What makes a meeting truly stand out from others? It’s not necessarily how much money was spent, but rather how many positive, memorable moments an attendee recalls.
To get a handle on the flow of experiences in your meeting, start your planning with a “sensory exposure audit” of what attendees will experience, from pre-meeting communication through the meeting itself and then afterwards. Just as political campaigns have “advance agents” who walk through every step of an event to consider all that could go right or wrong, you can mentally visualize each “vignette” that attendees could encounter.
During your site inspection, drive and walk through the main paths your attendees will use from the time they leave the airport until they arrive at the hotel or conference facility. Consider the colors and patterns in the meeting, eating, and informal-gathering spaces so that your event's theme, colors, and images can be compatible and even complementary with what's already on site. Ask the staff about minimizing conflicting background sounds from piped-in music, other hotel guests or other meetings, mechanical operations, catering procedures, or elements just outside the facility.
Other sensory questions to consider:
• Where do the smells go from the cooking and catering areas?
• Are the walkways carpeted?
• Are walkway and meeting-space carpets plush or thin?
• Is facility signage large and easy to understand?
• Is session seating comfortable enough for extended use?
• Are there comfortable places to relax and converse between organized activities?
• Is there access to natural light during at least some activities?
Storyboard the Meeting Experience
You could borrow a trick from the advertising world: Write out a meeting's “story” as a series of moments or exposures: pre-meeting, meeting, and post-meeting. For each exposure, write a brief description noting if each encounter is positive, negative, or neutral. For example:
Positive: Candid photos taken as attendees enter the opening-night mixer, placed in pressed-board white frames inscribed with the meeting theme and hung on fish line in the breakfast room the next day as a take-home souvenir.
Negative: Long treks between certain meeting rooms.
Mostly neutral: Conventionally decorated hotel rooms.
Next, write out what attendees will see, hear, smell, taste, and touch. How many of the senses can you include to make the exposure more positively memorable?

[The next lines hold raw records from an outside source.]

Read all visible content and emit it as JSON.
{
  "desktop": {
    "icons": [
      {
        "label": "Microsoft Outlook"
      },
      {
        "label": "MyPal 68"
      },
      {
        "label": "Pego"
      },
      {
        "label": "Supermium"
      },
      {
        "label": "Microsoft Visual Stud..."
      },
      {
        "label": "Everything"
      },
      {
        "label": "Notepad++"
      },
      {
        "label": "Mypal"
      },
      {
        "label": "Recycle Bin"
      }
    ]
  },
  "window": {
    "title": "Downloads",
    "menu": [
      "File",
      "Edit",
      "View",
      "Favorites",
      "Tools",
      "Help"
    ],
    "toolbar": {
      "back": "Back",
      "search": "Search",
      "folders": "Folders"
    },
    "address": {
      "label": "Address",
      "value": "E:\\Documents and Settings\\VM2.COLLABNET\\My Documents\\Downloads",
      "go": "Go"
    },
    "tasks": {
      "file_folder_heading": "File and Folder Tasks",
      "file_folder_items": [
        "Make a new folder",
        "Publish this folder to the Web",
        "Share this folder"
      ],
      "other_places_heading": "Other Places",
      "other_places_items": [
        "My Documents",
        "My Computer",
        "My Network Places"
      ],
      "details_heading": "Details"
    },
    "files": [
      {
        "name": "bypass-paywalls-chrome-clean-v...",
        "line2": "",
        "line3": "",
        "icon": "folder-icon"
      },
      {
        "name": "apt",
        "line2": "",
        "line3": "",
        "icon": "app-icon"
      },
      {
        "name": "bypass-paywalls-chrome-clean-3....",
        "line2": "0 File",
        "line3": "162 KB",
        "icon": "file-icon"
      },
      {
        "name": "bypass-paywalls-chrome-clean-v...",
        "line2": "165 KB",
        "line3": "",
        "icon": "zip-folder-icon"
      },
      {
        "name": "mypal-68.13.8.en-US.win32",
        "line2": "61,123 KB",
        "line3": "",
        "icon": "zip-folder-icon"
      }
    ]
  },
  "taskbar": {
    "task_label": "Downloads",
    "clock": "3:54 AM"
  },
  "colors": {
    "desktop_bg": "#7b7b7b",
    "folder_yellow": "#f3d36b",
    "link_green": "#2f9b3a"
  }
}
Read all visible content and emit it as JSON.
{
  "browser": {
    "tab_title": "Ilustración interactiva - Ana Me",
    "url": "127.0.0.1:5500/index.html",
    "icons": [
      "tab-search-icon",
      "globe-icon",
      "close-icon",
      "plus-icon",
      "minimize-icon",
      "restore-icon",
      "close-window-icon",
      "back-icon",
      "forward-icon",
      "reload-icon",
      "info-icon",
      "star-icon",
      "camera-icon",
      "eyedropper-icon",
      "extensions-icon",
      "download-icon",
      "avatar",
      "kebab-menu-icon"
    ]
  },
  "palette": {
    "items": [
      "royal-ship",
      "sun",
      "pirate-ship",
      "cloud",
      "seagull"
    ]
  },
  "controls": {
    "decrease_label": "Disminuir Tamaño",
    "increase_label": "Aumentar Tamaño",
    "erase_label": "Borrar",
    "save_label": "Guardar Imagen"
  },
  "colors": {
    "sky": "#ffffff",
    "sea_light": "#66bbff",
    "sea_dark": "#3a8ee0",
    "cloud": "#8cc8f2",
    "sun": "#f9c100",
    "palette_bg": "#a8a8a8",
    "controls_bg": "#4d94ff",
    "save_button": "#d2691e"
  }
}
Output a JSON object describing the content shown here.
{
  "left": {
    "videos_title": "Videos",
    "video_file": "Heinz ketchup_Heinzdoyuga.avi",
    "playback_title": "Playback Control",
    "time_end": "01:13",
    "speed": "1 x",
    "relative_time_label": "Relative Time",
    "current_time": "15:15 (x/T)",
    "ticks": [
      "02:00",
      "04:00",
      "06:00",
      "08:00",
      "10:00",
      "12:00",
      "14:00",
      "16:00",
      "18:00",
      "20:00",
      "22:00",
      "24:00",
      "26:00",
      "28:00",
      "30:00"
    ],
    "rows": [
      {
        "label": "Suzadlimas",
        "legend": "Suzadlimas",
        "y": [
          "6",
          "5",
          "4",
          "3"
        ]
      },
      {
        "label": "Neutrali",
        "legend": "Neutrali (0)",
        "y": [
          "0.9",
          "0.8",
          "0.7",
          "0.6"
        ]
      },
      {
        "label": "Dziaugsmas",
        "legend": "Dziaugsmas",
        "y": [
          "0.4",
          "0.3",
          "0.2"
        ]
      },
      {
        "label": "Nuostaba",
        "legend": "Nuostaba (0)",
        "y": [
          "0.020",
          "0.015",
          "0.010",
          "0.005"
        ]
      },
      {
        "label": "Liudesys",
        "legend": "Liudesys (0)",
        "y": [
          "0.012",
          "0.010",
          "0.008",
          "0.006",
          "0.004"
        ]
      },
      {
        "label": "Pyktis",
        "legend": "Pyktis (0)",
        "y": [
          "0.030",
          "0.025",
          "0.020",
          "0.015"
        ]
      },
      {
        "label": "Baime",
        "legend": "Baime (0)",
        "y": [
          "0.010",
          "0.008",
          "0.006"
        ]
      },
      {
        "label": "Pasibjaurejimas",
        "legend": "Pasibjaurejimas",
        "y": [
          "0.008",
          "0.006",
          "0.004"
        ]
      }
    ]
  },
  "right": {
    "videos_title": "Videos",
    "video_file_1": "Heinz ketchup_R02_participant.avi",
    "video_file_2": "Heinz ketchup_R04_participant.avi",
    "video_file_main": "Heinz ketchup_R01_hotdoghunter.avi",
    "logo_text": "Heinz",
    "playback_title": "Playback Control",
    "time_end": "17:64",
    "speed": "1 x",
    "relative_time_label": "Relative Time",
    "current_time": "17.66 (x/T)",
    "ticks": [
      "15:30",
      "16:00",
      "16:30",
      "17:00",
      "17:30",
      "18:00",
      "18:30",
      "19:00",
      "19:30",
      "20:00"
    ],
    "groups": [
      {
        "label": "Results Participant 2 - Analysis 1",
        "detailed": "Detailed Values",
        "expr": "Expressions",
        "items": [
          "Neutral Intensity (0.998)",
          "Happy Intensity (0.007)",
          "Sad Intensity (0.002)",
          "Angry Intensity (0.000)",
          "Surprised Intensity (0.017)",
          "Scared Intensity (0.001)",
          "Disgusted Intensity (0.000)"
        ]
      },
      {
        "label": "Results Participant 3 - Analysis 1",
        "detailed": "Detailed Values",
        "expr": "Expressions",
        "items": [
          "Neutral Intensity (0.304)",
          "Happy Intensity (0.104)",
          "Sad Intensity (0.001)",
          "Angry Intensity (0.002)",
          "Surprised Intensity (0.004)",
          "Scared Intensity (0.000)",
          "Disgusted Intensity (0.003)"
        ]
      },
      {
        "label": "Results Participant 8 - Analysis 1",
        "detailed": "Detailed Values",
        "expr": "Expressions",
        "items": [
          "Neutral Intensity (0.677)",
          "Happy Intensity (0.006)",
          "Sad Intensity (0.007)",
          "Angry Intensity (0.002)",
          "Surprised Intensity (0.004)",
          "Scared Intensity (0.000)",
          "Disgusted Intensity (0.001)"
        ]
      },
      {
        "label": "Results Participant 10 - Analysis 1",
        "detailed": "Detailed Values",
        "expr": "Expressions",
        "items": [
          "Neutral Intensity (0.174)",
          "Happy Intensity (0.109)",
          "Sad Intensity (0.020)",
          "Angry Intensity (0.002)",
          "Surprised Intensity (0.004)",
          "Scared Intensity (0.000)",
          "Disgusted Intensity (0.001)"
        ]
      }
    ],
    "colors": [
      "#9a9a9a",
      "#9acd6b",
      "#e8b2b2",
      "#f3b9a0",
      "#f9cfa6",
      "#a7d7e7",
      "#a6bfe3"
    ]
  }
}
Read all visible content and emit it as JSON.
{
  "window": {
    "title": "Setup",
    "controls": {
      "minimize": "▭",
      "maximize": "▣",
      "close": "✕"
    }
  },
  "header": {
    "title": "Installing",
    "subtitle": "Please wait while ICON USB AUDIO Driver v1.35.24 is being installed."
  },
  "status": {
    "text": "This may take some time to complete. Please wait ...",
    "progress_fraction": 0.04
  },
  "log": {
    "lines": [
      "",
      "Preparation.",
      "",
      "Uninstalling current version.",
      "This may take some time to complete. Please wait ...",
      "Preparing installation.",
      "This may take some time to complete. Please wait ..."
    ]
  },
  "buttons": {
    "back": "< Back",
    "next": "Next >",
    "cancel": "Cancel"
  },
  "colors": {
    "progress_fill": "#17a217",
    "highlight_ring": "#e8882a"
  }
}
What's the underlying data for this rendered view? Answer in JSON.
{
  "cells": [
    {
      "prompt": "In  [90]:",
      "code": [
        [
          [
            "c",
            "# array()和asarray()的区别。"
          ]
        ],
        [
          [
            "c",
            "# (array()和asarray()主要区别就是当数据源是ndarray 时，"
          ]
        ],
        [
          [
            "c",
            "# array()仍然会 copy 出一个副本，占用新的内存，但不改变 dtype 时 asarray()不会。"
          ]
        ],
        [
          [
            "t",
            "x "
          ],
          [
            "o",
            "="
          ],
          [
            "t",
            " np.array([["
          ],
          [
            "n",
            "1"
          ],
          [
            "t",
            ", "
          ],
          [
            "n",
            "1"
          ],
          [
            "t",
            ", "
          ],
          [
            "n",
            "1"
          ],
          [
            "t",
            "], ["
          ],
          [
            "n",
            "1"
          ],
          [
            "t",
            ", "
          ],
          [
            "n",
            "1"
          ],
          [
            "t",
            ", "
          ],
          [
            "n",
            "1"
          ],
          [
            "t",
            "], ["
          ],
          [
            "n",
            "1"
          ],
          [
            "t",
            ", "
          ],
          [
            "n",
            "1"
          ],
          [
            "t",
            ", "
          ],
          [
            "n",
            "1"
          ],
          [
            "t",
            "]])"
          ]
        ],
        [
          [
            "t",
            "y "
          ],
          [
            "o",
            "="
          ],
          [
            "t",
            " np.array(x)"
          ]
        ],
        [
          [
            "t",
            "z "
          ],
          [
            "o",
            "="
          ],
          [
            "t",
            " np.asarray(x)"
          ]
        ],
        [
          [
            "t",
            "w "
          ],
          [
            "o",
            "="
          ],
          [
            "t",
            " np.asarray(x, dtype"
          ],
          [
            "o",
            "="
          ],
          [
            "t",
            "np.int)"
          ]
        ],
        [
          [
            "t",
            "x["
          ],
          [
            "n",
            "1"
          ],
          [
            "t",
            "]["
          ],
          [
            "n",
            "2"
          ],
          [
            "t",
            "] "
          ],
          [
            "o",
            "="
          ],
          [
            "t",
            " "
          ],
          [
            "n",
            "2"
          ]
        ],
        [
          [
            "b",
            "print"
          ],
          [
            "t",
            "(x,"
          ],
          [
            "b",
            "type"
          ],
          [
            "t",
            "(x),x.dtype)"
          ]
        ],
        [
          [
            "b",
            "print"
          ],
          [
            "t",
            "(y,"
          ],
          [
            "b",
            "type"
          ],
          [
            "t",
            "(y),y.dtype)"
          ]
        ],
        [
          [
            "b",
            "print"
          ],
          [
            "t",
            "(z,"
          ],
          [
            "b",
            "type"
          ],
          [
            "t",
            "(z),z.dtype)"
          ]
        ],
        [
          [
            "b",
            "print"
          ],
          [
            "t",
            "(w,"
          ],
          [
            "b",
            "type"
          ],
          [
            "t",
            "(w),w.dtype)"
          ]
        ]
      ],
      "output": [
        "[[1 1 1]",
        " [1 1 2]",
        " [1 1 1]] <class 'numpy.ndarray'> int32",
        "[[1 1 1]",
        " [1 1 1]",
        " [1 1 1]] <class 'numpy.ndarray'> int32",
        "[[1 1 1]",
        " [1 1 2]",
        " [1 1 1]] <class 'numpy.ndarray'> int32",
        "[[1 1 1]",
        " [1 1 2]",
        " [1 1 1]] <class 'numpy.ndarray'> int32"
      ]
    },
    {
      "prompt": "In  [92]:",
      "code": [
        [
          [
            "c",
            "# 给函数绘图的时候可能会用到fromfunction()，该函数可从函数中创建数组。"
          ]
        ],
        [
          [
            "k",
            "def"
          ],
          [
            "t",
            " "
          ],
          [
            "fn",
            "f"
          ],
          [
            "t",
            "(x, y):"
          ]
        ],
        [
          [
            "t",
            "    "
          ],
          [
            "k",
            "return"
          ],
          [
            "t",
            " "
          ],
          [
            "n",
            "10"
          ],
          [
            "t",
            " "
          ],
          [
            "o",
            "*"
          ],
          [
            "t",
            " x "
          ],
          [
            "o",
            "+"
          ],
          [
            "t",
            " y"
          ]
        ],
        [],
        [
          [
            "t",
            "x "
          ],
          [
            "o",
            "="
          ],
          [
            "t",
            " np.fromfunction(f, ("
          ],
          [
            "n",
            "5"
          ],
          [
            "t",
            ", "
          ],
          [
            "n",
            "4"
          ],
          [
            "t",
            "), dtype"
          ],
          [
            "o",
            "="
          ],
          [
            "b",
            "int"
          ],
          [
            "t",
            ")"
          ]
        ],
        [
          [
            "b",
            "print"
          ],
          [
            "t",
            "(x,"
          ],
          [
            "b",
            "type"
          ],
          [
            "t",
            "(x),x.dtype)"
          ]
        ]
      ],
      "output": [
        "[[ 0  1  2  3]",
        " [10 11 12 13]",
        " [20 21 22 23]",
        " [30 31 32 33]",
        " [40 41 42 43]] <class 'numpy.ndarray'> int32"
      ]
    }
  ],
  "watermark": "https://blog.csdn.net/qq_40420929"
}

You can add low-tech sensory experiences, such as more human touch, by simply increasing the number of times an attendee is greeted by name, a wave, or a handshake. In studies conducted a few years back, two groups experienced the same public event, but the only difference was that people in one group were touched lightly twice in a three-hour period (for example, through shaking hands or a touch on the top of the hand or forearm). The group that was touched described the people sponsoring the event as more intelligent, caring, and good-looking than did the other group.
Another idea for creating sensory moments is scenting a general session to match the speaker and convention theme. For example, you could gradually change the scent a few times—from lemon to lime to suntan lotion—during the course of a 40-minute keynote speech, lightly scenting the handouts to match. Technology now makes it possible to deliver scents that refresh, relax, or renew—without allergic reactions.
From all this, you’ll begin to view your meeting as a theatrical production, where you’re working to make more of the exposures positive—often not through more cost but through simple changes in planning.
One technique to counter a potentially negative exposure: “Burma-Shave” it. Burma-Shave brand of shaving cream was famous for advertising along highways with small sequential signs that kept travelers reading across long stretches of road. Could that work for a long walk between meeting rooms to build interest and excitement? Your messages could build suspense toward the identity of award recipients or the surprise entertainer. Messages could also include instructions for attendees to look under their session chairs for more information. You could take it further with related messages appearing on the backs of speakers at the podium, who turn around so that attendees to read the message, or on the waitstaff serving dinner. The same technique works well pre-meeting, using a series of postcards that provide various clues or reasons to register for the event.
Some of the most important exposures can be during slow or less-exciting times: hotel check-in, meeting registration, and downtime before the first session. This is when you have a chance to make a positive impression that attendees aren’t expecting. Try these:
• Have a team of people greet arrivals at the hotel entrance, perhaps in costume and/or with a welcoming gift. Make the gift fun to see, touch, or taste. Have a second gift waiting for them in their room, perhaps a contest announcement. The more attendees feel cared for, the more they will perceive all the other meeting experiences in a positive light.
• Whenever you ask attendees to wait, plan amusements that catch the eye or that people can hold, play with, or hear. For example, a magician might roam the registration area to build involvement and excitement. Or mimes could follow and imitate attendees in gentle fun, perhaps handing out mementos provided by exhibitors that make attendees eligible for a drawing if they visit the booths.
• To get attendees involved, get them in motion and to let them see motion around them, because motion increases the emotions that people feel.
While meetings aren't meant to be an amusement park or an action movie, planners can be deliberate in increasing the number of positive exposures, which increases the likelihood that attendees will rave about their meeting once it ends.
Speaker, consultant, and author Kare Anderson, principal at Say It Better, works with companies to improve employee performance, collaboration, and loyalty.